● PROBLEM TO WORK ON
Count up the lines below containing the word "JSON", and give the result with no other words.

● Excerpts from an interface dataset

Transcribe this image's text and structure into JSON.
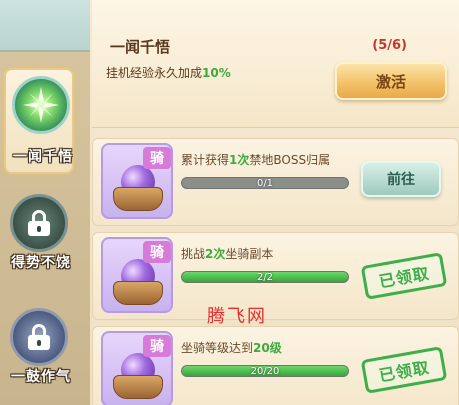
{
  "skills": [
    {
      "label": "一闻千悟",
      "state": "active",
      "icon": "green-star-burst-icon"
    },
    {
      "label": "得势不饶",
      "state": "locked",
      "icon": "lock-icon"
    },
    {
      "label": "一鼓作气",
      "state": "locked",
      "icon": "lock-icon"
    }
  ],
  "header": {
    "title": "一闻千悟",
    "progress": "(5/6)",
    "desc_prefix": "挂机经验永久加成",
    "desc_value": "10%",
    "activate_label": "激活"
  },
  "tasks": [
    {
      "badge": "骑",
      "desc_prefix": "累计获得",
      "desc_highlight": "1次",
      "desc_suffix": "禁地BOSS归属",
      "progress_text": "0/1",
      "progress": 0.0,
      "action_label": "前往",
      "status": "go"
    },
    {
      "badge": "骑",
      "desc_prefix": "挑战",
      "desc_highlight": "2次",
      "desc_suffix": "坐骑副本",
      "progress_text": "2/2",
      "progress": 1.0,
      "action_label": "已领取",
      "status": "claimed"
    },
    {
      "badge": "骑",
      "desc_prefix": "坐骑等级达到",
      "desc_highlight": "20级",
      "desc_suffix": "",
      "progress_text": "20/20",
      "progress": 1.0,
      "action_label": "已领取",
      "status": "claimed"
    }
  ],
  "watermark": "腾飞网",
  "colors": {
    "highlight_green": "#3daa3d",
    "progress_red": "#c0392b",
    "stamp_green": "#3fae4a"
  }
}
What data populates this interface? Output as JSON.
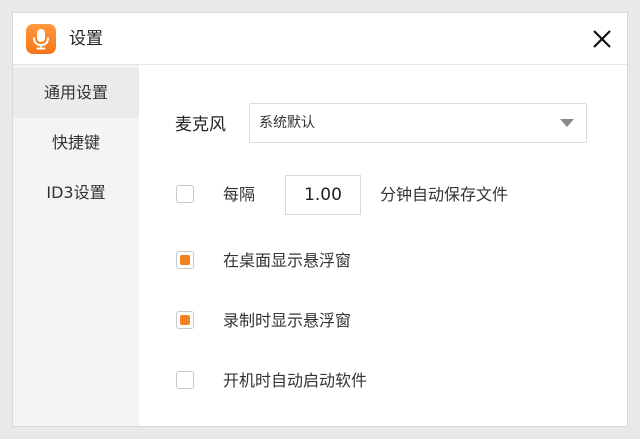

● RESULT BELOW
2